Posted tagged ‘reglux’

A fussy newborn

March 19, 2009

Amanda wrote, “My son is 9 weeks old and he cries all the time! He cries throughout the day and night. The Dr. keeps saying that it is colic but I thought that was normally at the same time everyday. This is all day everyday. I have tried gas medicine, Zantac because they said he could have acid reflux and now I have changed his formula that is specifically for colic but there have been no changes. Please help!!! I feel like tests are something should be ran what can you recommend?”

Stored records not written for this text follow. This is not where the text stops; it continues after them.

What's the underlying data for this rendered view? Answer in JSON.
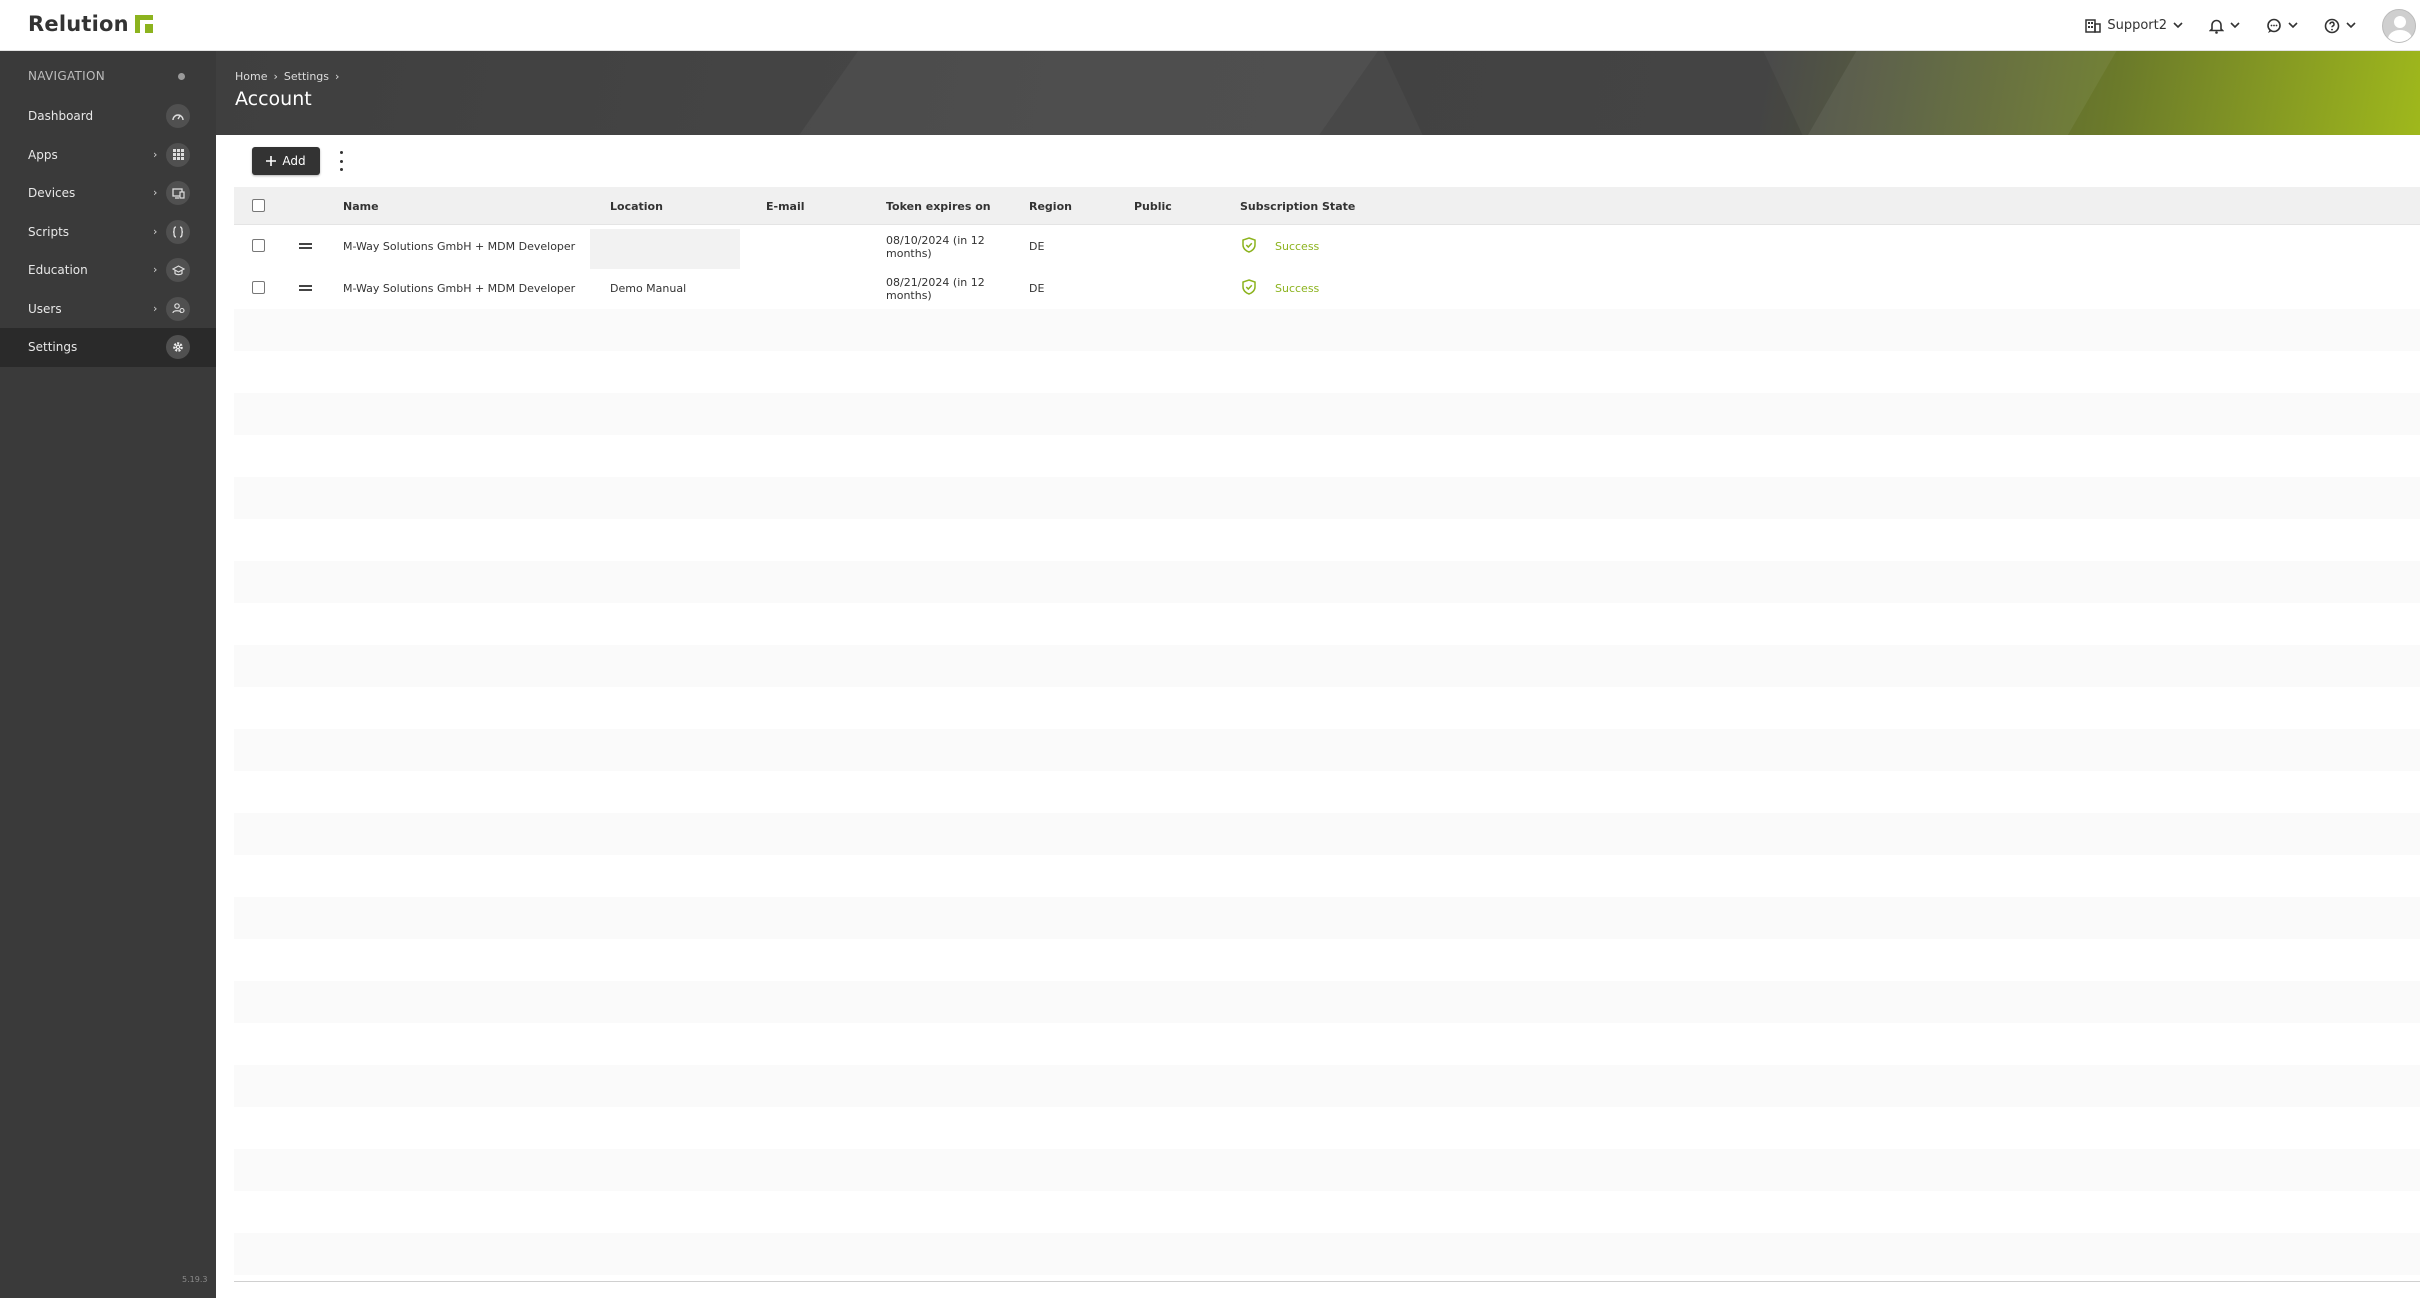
{
  "header": {
    "brand": "Relution",
    "org_label": "Support2",
    "colors": {
      "accent": "#8cb31e",
      "sidebar": "#3a3a3a"
    }
  },
  "sidebar": {
    "title": "NAVIGATION",
    "items": [
      {
        "label": "Dashboard",
        "icon": "dashboard-icon",
        "has_submenu": false
      },
      {
        "label": "Apps",
        "icon": "grid-icon",
        "has_submenu": true
      },
      {
        "label": "Devices",
        "icon": "devices-icon",
        "has_submenu": true
      },
      {
        "label": "Scripts",
        "icon": "braces-icon",
        "has_submenu": true
      },
      {
        "label": "Education",
        "icon": "graduation-cap-icon",
        "has_submenu": true
      },
      {
        "label": "Users",
        "icon": "users-icon",
        "has_submenu": true
      },
      {
        "label": "Settings",
        "icon": "gear-icon",
        "has_submenu": false,
        "active": true
      }
    ],
    "version": "5.19.3"
  },
  "banner": {
    "breadcrumbs": [
      "Home",
      "Settings"
    ],
    "title": "Account"
  },
  "toolbar": {
    "add_label": "Add"
  },
  "table": {
    "columns": [
      "Name",
      "Location",
      "E-mail",
      "Token expires on",
      "Region",
      "Public",
      "Subscription State"
    ],
    "rows": [
      {
        "name": "M-Way Solutions GmbH + MDM Developer",
        "location": "",
        "email": "",
        "token_date": "08/10/2024 (in 12",
        "token_rel": "months)",
        "region": "DE",
        "public": "",
        "state": "Success"
      },
      {
        "name": "M-Way Solutions GmbH + MDM Developer",
        "location": "Demo Manual",
        "email": "",
        "token_date": "08/21/2024 (in 12",
        "token_rel": "months)",
        "region": "DE",
        "public": "",
        "state": "Success"
      }
    ]
  }
}
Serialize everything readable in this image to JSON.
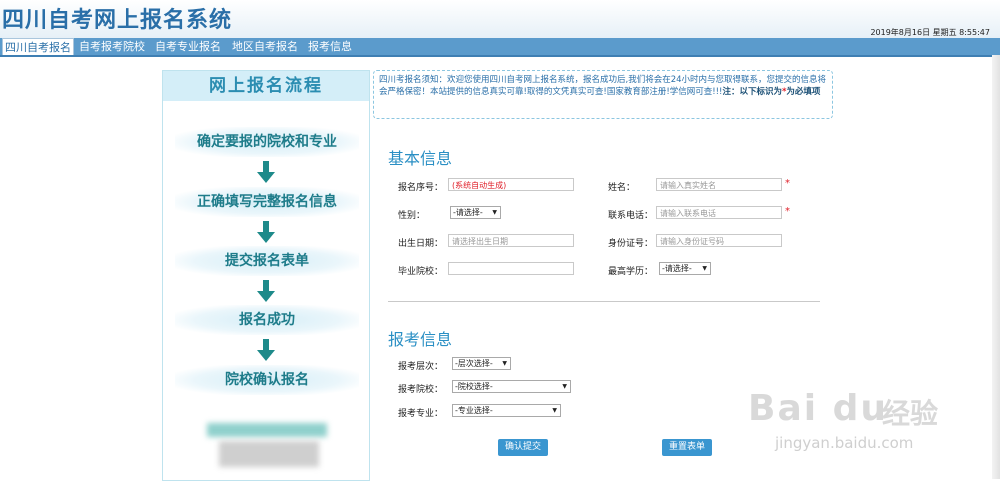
{
  "header": {
    "title": "四川自考网上报名系统",
    "datetime": "2019年8月16日 星期五 8:55:47"
  },
  "nav": {
    "items": [
      "四川自考报名",
      "自考报考院校",
      "自考专业报名",
      "地区自考报名",
      "报考信息"
    ]
  },
  "process": {
    "title": "网上报名流程",
    "steps": [
      "确定要报的院校和专业",
      "正确填写完整报名信息",
      "提交报名表单",
      "报名成功",
      "院校确认报名"
    ]
  },
  "notice": {
    "text": "四川考报名须知：欢迎您使用四川自考网上报名系统，报名成功后,我们将会在24小时内与您取得联系，您提交的信息将会严格保密！本站提供的信息真实可靠!取得的文凭真实可查!国家教育部注册!学信网可查!!!",
    "note_prefix": "注：以下标识为",
    "note_star": "*",
    "note_suffix": "为必填项"
  },
  "basic": {
    "title": "基本信息",
    "serial_label": "报名序号：",
    "serial_value": "(系统自动生成)",
    "name_label": "姓名：",
    "name_placeholder": "请输入真实姓名",
    "gender_label": "性别：",
    "gender_value": "-请选择-",
    "phone_label": "联系电话：",
    "phone_placeholder": "请输入联系电话",
    "birth_label": "出生日期：",
    "birth_placeholder": "请选择出生日期",
    "id_label": "身份证号：",
    "id_placeholder": "请输入身份证号码",
    "school_label": "毕业院校：",
    "edu_label": "最高学历：",
    "edu_value": "-请选择-",
    "required_mark": "*"
  },
  "exam": {
    "title": "报考信息",
    "level_label": "报考层次：",
    "level_value": "-层次选择-",
    "college_label": "报考院校：",
    "college_value": "-院校选择-",
    "major_label": "报考专业：",
    "major_value": "-专业选择-"
  },
  "buttons": {
    "submit": "确认提交",
    "reset": "重置表单"
  },
  "watermark": {
    "logo": "Bai du",
    "cn": "经验",
    "url": "jingyan.baidu.com"
  }
}
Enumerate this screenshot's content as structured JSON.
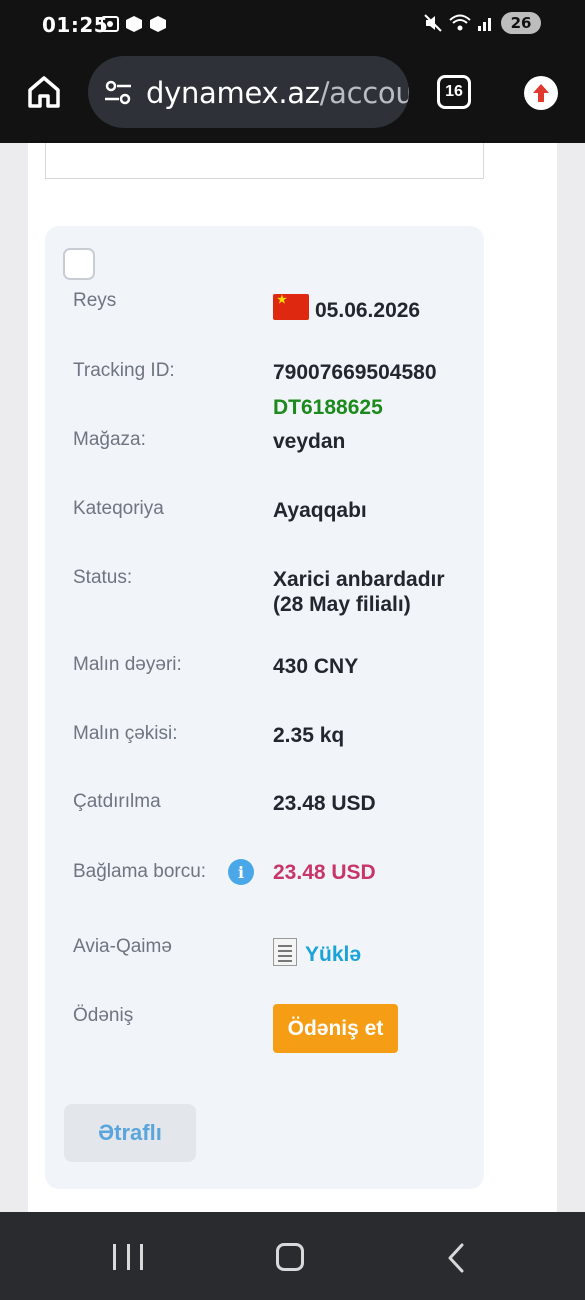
{
  "status_bar": {
    "time": "01:25",
    "battery": "26"
  },
  "browser": {
    "url_host": "dynamex.az",
    "url_path": "/accou",
    "tab_count": "16"
  },
  "package": {
    "rows": [
      {
        "label": "Reys",
        "value": "05.06.2026",
        "flag": "china-flag"
      },
      {
        "label": "Tracking ID:",
        "value": "79007669504580",
        "value2": "DT6188625"
      },
      {
        "label": "Mağaza:",
        "value": "veydan"
      },
      {
        "label": "Kateqoriya",
        "value": "Ayaqqabı"
      },
      {
        "label": "Status:",
        "value": "Xarici anbardadır",
        "value2": "(28 May filialı)"
      },
      {
        "label": "Malın dəyəri:",
        "value": "430 CNY"
      },
      {
        "label": "Malın çəkisi:",
        "value": "2.35 kq"
      },
      {
        "label": "Çatdırılma",
        "value": "23.48 USD"
      },
      {
        "label": "Bağlama borcu:",
        "value": "23.48 USD"
      },
      {
        "label": "Avia-Qaimə",
        "value": "Yüklə"
      },
      {
        "label": "Ödəniş",
        "value": "Ödəniş et"
      }
    ],
    "details_label": "Ətraflı"
  },
  "colors": {
    "accent_orange": "#f59d14",
    "debt_pink": "#c8356a",
    "tracking_green": "#1d8a1d",
    "link_blue": "#1aa3d9"
  }
}
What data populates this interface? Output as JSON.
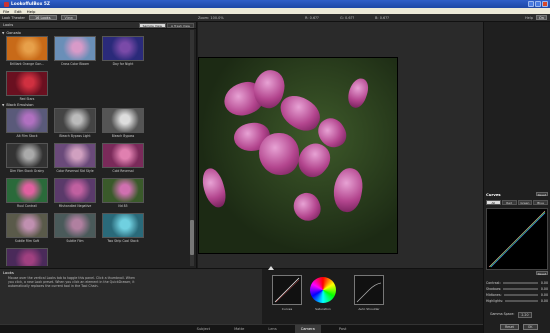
{
  "window": {
    "title": "LookoffulBox 5Z",
    "min_icon": "minimize-icon",
    "max_icon": "maximize-icon",
    "close_icon": "close-icon"
  },
  "menu": [
    "File",
    "Edit",
    "Help"
  ],
  "toolbar": {
    "look_label": "Look Theater",
    "look_value": "16 Looks",
    "view_label": "View",
    "zoom": "Zoom: 100.0%",
    "r": "R: 0.6??",
    "g": "G: 0.6??",
    "b": "B: 0.6??",
    "help_label": "Help",
    "help_value": "On"
  },
  "left_panel": {
    "title": "Looks",
    "tabs": [
      "Sample View",
      "A Trash View"
    ],
    "categories": [
      {
        "name": "Gonzalo",
        "items": [
          "Brilliant Orange Gon...",
          "Cross Color Bloom",
          "Day for Night",
          "Red Stars"
        ]
      },
      {
        "name": "Black Emulsion",
        "items": [
          "Alt Film Stock",
          "Bleach Bypass Light",
          "Bleach Bypass",
          "Dim Film Stock Grainy",
          "Color Reversal Std Style",
          "Cold Reversal",
          "Ruul Contrail",
          "Mishandled Negative",
          "Nd 85",
          "Subtle Film Soft",
          "Subtle Film",
          "Two Strip Cool Stock",
          "Warm Stock 01"
        ]
      },
      {
        "name": "Tints",
        "items": [
          "Cool Deep Blue",
          "Cool Sky",
          "Cool Sunset"
        ]
      }
    ]
  },
  "help": {
    "title": "Looks",
    "text": "Mouse over the vertical Looks tab to toggle this panel. Click a thumbnail. When you click, a new Look preset. When you click an element in the QuickDrawer, it automatically replaces the current tool in the Tool Chain."
  },
  "tools": [
    {
      "label": "Curves"
    },
    {
      "label": "Saturation"
    },
    {
      "label": "Auto Shoulder"
    }
  ],
  "bottom_tabs": [
    "Subject",
    "Matte",
    "Lens",
    "Camera",
    "Post"
  ],
  "bottom_active": "Camera",
  "right_panel": {
    "title": "Curves",
    "reset": "Reset",
    "channels": [
      "All",
      "Red",
      "Green",
      "Blue"
    ],
    "channel_active": "All",
    "sliders": [
      {
        "label": "Contrast:",
        "value": "0.00"
      },
      {
        "label": "Shadows:",
        "value": "0.00"
      },
      {
        "label": "Midtones:",
        "value": "0.00"
      },
      {
        "label": "Highlights:",
        "value": "0.00"
      }
    ],
    "gamma_label": "Gamma Space:",
    "gamma_value": "2.20",
    "buttons": [
      "Reset",
      "OK"
    ]
  },
  "colors": {
    "titlebar": "#2f5ec8",
    "accent": "#d0d0d0"
  }
}
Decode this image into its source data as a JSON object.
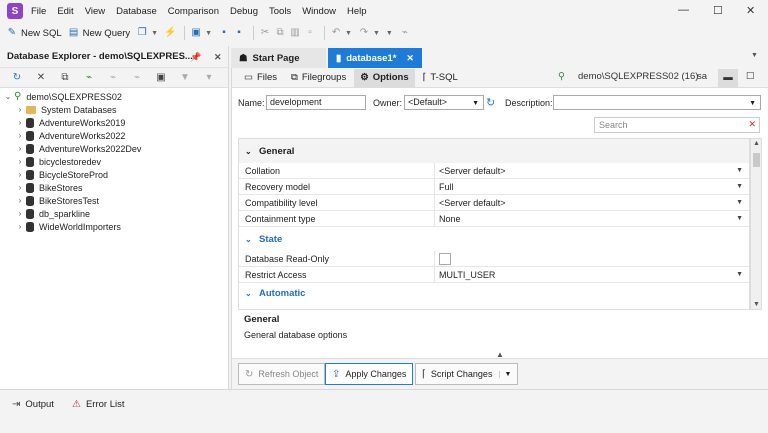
{
  "menu": [
    "File",
    "Edit",
    "View",
    "Database",
    "Comparison",
    "Debug",
    "Tools",
    "Window",
    "Help"
  ],
  "window_controls": {
    "minimize": "—",
    "maximize": "☐",
    "close": "✕"
  },
  "toolbar": {
    "new_sql": "New SQL",
    "new_query": "New Query"
  },
  "explorer": {
    "title": "Database Explorer - demo\\SQLEXPRES...",
    "server": "demo\\SQLEXPRESS02",
    "items": [
      "System Databases",
      "AdventureWorks2019",
      "AdventureWorks2022",
      "AdventureWorks2022Dev",
      "bicyclestoredev",
      "BicycleStoreProd",
      "BikeStores",
      "BikeStoresTest",
      "db_sparkline",
      "WideWorldImporters"
    ]
  },
  "tabs": {
    "start_page": "Start Page",
    "active": "database1*"
  },
  "subtabs": [
    "Files",
    "Filegroups",
    "Options",
    "T-SQL"
  ],
  "connection": {
    "server": "demo\\SQLEXPRESS02 (16)",
    "user": "sa"
  },
  "fields": {
    "name_label": "Name:",
    "name_value": "development",
    "owner_label": "Owner:",
    "owner_value": "<Default>",
    "description_label": "Description:",
    "description_value": "",
    "search_placeholder": "Search"
  },
  "sections": {
    "general": "General",
    "state": "State",
    "automatic": "Automatic"
  },
  "general_props": [
    {
      "name": "Collation",
      "value": "<Server default>",
      "dropdown": true
    },
    {
      "name": "Recovery model",
      "value": "Full",
      "dropdown": true
    },
    {
      "name": "Compatibility level",
      "value": "<Server default>",
      "dropdown": true
    },
    {
      "name": "Containment type",
      "value": "None",
      "dropdown": true
    }
  ],
  "state_props": [
    {
      "name": "Database Read-Only",
      "value": "",
      "checkbox": true
    },
    {
      "name": "Restrict Access",
      "value": "MULTI_USER",
      "dropdown": true
    }
  ],
  "description": {
    "title": "General",
    "text": "General database options"
  },
  "buttons": {
    "refresh": "Refresh Object",
    "apply": "Apply Changes",
    "script": "Script Changes"
  },
  "status": {
    "output": "Output",
    "errors": "Error List"
  },
  "colors": {
    "accent": "#1e7bd7",
    "section": "#1e6ebd",
    "server_icon": "#2e8b2e"
  }
}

Although some people use the word “colic” to refer to any sort of excessive crying in babies, to most pediatricians colic refers to a very specific pattern of crying. Babies with colic cry at a set interval each day, almost always in the evenings. Many parents will say they can set their clocks by the crying, it’s so regular. The crying peaks at about 4-6 weeks, and goes away by the time the baby is three months old. Although colic can be exhausting, in a way it can be reassuring if your baby only cries excessively during a set time each evening. After all, there is no medical problem that only occurs in the evening. This is sort of crying is not caused by any medical issue, and the main way to treat it is to learn good soothing techniques and provide a way for parents to get some rest and take a break once in a while.

It sounds like your baby, who is fussy all of the time, doesn’t have what I would call “colic.” Excessive fussiness can be caused by many different things, some related to the baby, and some related to the family:

  • Reflux, which you mentioned, can lead to pain and heartburn. There are no simple and easy tests for reflux, but if it seems clear from the history that reflux is occurring many physicians will try to treat it.
  • Food allergy—either formula intolerance or a problem with something in mom’s breast milk—can cause frequent fussiness at all times of day.
  • Temperamental fussiness refers to babies who have a hard time settling down, are anxious, and cry a lot. These babies need extra reassurance, and their parents need extra support.
  • Constipation is not common in little babies, but if your child is having firm and painful stools that needs to be addressed.
  • Maternal health problems, including post-partum depression, can cause or be caused by excessive baby crying.
  • Unusual medical problems in a baby can include urinary tract infections, glaucoma, a broken bone from birth trauma, or really almost anything else. There is no way to “test for everything,” but a careful history and physical exam will reveal almost any sort of problem like these. Rarely, specific directed tests like a urinalysis or an x-ray might be needed.

Your first step is to get yourself some respite care. If you’ve got a very fussy baby, you especially need time to unwind and get some rest. If you don’t have family in town, you may need to rely on a neighbor, close friend, or a hired nursery helper. Do it! No matter what the underlying cause of the fussing, you’ll be able to deal with it better if you have a chance to catch your breath once in a while.

Then, make sure that your pediatrician gets the whole story and a good complete physical exam. Bring notes with a log of the fussiness—when is it? How does it relate to meals and bowel movements? What have you tried that has helped? In my experience the answer to the mystery of a fussy baby is much more likely to be found in clues the parents provide than in any sort of medical tests.

Best of luck, and I hope you get some rest soon!